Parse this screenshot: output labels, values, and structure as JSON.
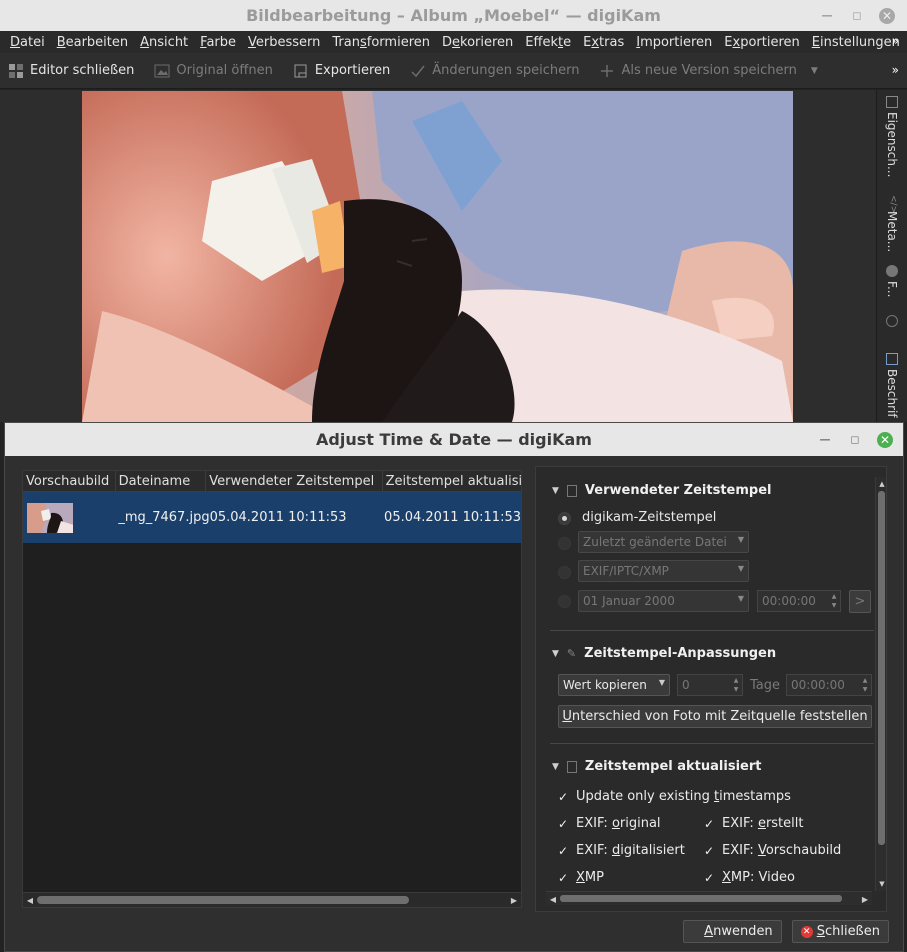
{
  "main_window": {
    "title": "Bildbearbeitung – Album „Moebel“ — digiKam"
  },
  "menubar": {
    "items": [
      {
        "pre": "",
        "u": "D",
        "post": "atei"
      },
      {
        "pre": "",
        "u": "B",
        "post": "earbeiten"
      },
      {
        "pre": "",
        "u": "A",
        "post": "nsicht"
      },
      {
        "pre": "",
        "u": "F",
        "post": "arbe"
      },
      {
        "pre": "",
        "u": "V",
        "post": "erbessern"
      },
      {
        "pre": "Tran",
        "u": "s",
        "post": "formieren"
      },
      {
        "pre": "D",
        "u": "e",
        "post": "korieren"
      },
      {
        "pre": "Effek",
        "u": "t",
        "post": "e"
      },
      {
        "pre": "E",
        "u": "x",
        "post": "tras"
      },
      {
        "pre": "",
        "u": "I",
        "post": "mportieren"
      },
      {
        "pre": "E",
        "u": "x",
        "post": "portieren"
      },
      {
        "pre": "",
        "u": "E",
        "post": "instellungen"
      }
    ],
    "overflow": "»"
  },
  "toolbar": {
    "close_editor": "Editor schließen",
    "open_original": "Original öffnen",
    "export": "Exportieren",
    "save_changes": "Änderungen speichern",
    "save_new_version": "Als neue Version speichern",
    "overflow": "»"
  },
  "right_sidebar": {
    "tabs": [
      "Eigensch...",
      "Meta...",
      "F...",
      "Beschrif"
    ]
  },
  "dialog": {
    "title": "Adjust Time & Date — digiKam",
    "list": {
      "columns": [
        "Vorschaubild",
        "Dateiname",
        "Verwendeter Zeitstempel",
        "Zeitstempel aktualisier"
      ],
      "rows": [
        {
          "filename": "_mg_7467.jpg",
          "used_timestamp": "05.04.2011 10:11:53",
          "updated_timestamp": "05.04.2011 10:11:53"
        }
      ]
    },
    "used_ts": {
      "header": "Verwendeter Zeitstempel",
      "option_digikam": "digikam-Zeitstempel",
      "option_file": "Zuletzt geänderte Datei",
      "option_meta": "EXIF/IPTC/XMP",
      "custom_date": "01 Januar 2000",
      "custom_time": "00:00:00"
    },
    "adjust": {
      "header": "Zeitstempel-Anpassungen",
      "mode": "Wert kopieren",
      "days_value": "0",
      "days_label": "Tage",
      "time_value": "00:00:00",
      "diff_button_pre": "",
      "diff_button_u": "U",
      "diff_button_post": "nterschied von Foto mit Zeitquelle feststellen"
    },
    "updated": {
      "header": "Zeitstempel aktualisiert",
      "only_existing_pre": "Update only existing ",
      "only_existing_u": "t",
      "only_existing_post": "imestamps",
      "exif_original_pre": "EXIF: ",
      "exif_original_u": "o",
      "exif_original_post": "riginal",
      "exif_created_pre": "EXIF: ",
      "exif_created_u": "e",
      "exif_created_post": "rstellt",
      "exif_digitized_pre": "EXIF: ",
      "exif_digitized_u": "d",
      "exif_digitized_post": "igitalisiert",
      "exif_thumb_pre": "EXIF: ",
      "exif_thumb_u": "V",
      "exif_thumb_post": "orschaubild",
      "xmp_pre": "",
      "xmp_u": "X",
      "xmp_post": "MP",
      "xmp_video_pre": "",
      "xmp_video_u": "X",
      "xmp_video_post": "MP: Video"
    },
    "buttons": {
      "apply_pre": "",
      "apply_u": "A",
      "apply_post": "nwenden",
      "close_pre": "",
      "close_u": "S",
      "close_post": "chließen"
    }
  }
}
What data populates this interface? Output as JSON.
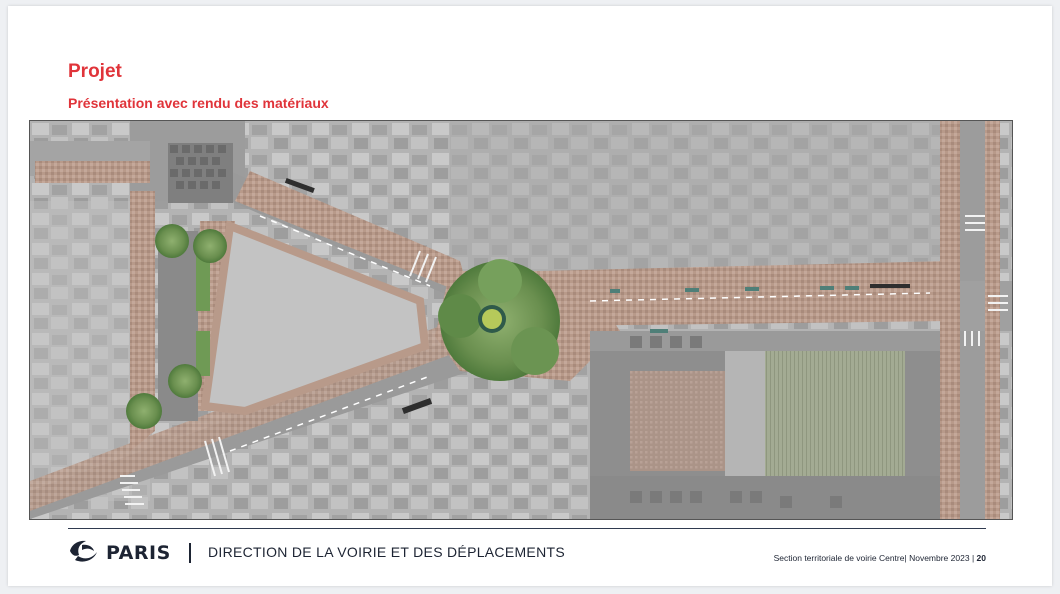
{
  "slide": {
    "title": "Projet",
    "subtitle": "Présentation avec rendu des matériaux"
  },
  "footer": {
    "logo_text": "PARIS",
    "logo_icon": "paris-boat-icon",
    "separator": "|",
    "direction": "DIRECTION DE LA VOIRIE ET DES DÉPLACEMENTS",
    "section": "Section territoriale de voirie Centre",
    "date": "Novembre 2023",
    "page_number": "20"
  },
  "colors": {
    "accent": "#e0343a",
    "navy": "#1d2433",
    "paving": "#b89a8a",
    "greenery": "#6f9a55",
    "roof": "#9fa68f",
    "asphalt": "#9a9a9a"
  }
}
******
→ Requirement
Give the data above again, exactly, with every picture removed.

→ Exercise answer
Parse this screenshot: output labels, values, and structure as JSON.
{
  "main_window": {
    "title": "Bildbearbeitung – Album „Moebel“ — digiKam"
  },
  "menubar": {
    "items": [
      {
        "pre": "",
        "u": "D",
        "post": "atei"
      },
      {
        "pre": "",
        "u": "B",
        "post": "earbeiten"
      },
      {
        "pre": "",
        "u": "A",
        "post": "nsicht"
      },
      {
        "pre": "",
        "u": "F",
        "post": "arbe"
      },
      {
        "pre": "",
        "u": "V",
        "post": "erbessern"
      },
      {
        "pre": "Tran",
        "u": "s",
        "post": "formieren"
      },
      {
        "pre": "D",
        "u": "e",
        "post": "korieren"
      },
      {
        "pre": "Effek",
        "u": "t",
        "post": "e"
      },
      {
        "pre": "E",
        "u": "x",
        "post": "tras"
      },
      {
        "pre": "",
        "u": "I",
        "post": "mportieren"
      },
      {
        "pre": "E",
        "u": "x",
        "post": "portieren"
      },
      {
        "pre": "",
        "u": "E",
        "post": "instellungen"
      }
    ],
    "overflow": "»"
  },
  "toolbar": {
    "close_editor": "Editor schließen",
    "open_original": "Original öffnen",
    "export": "Exportieren",
    "save_changes": "Änderungen speichern",
    "save_new_version": "Als neue Version speichern",
    "overflow": "»"
  },
  "right_sidebar": {
    "tabs": [
      "Eigensch...",
      "Meta...",
      "F...",
      "Beschrif"
    ]
  },
  "dialog": {
    "title": "Adjust Time & Date — digiKam",
    "list": {
      "columns": [
        "Vorschaubild",
        "Dateiname",
        "Verwendeter Zeitstempel",
        "Zeitstempel aktualisier"
      ],
      "rows": [
        {
          "filename": "_mg_7467.jpg",
          "used_timestamp": "05.04.2011 10:11:53",
          "updated_timestamp": "05.04.2011 10:11:53"
        }
      ]
    },
    "used_ts": {
      "header": "Verwendeter Zeitstempel",
      "option_digikam": "digikam-Zeitstempel",
      "option_file": "Zuletzt geänderte Datei",
      "option_meta": "EXIF/IPTC/XMP",
      "custom_date": "01 Januar 2000",
      "custom_time": "00:00:00"
    },
    "adjust": {
      "header": "Zeitstempel-Anpassungen",
      "mode": "Wert kopieren",
      "days_value": "0",
      "days_label": "Tage",
      "time_value": "00:00:00",
      "diff_button_pre": "",
      "diff_button_u": "U",
      "diff_button_post": "nterschied von Foto mit Zeitquelle feststellen"
    },
    "updated": {
      "header": "Zeitstempel aktualisiert",
      "only_existing_pre": "Update only existing ",
      "only_existing_u": "t",
      "only_existing_post": "imestamps",
      "exif_original_pre": "EXIF: ",
      "exif_original_u": "o",
      "exif_original_post": "riginal",
      "exif_created_pre": "EXIF: ",
      "exif_created_u": "e",
      "exif_created_post": "rstellt",
      "exif_digitized_pre": "EXIF: ",
      "exif_digitized_u": "d",
      "exif_digitized_post": "igitalisiert",
      "exif_thumb_pre": "EXIF: ",
      "exif_thumb_u": "V",
      "exif_thumb_post": "orschaubild",
      "xmp_pre": "",
      "xmp_u": "X",
      "xmp_post": "MP",
      "xmp_video_pre": "",
      "xmp_video_u": "X",
      "xmp_video_post": "MP: Video"
    },
    "buttons": {
      "apply_pre": "",
      "apply_u": "A",
      "apply_post": "nwenden",
      "close_pre": "",
      "close_u": "S",
      "close_post": "chließen"
    }
  }
}
What data populates this interface? Output as JSON.
{
  "slide": {
    "title": "Projet",
    "subtitle": "Présentation avec rendu des matériaux"
  },
  "footer": {
    "logo_text": "PARIS",
    "logo_icon": "paris-boat-icon",
    "separator": "|",
    "direction": "DIRECTION DE LA VOIRIE ET DES DÉPLACEMENTS",
    "section": "Section territoriale de voirie Centre",
    "date": "Novembre 2023",
    "page_number": "20"
  },
  "colors": {
    "accent": "#e0343a",
    "navy": "#1d2433",
    "paving": "#b89a8a",
    "greenery": "#6f9a55",
    "roof": "#9fa68f",
    "asphalt": "#9a9a9a"
  }
}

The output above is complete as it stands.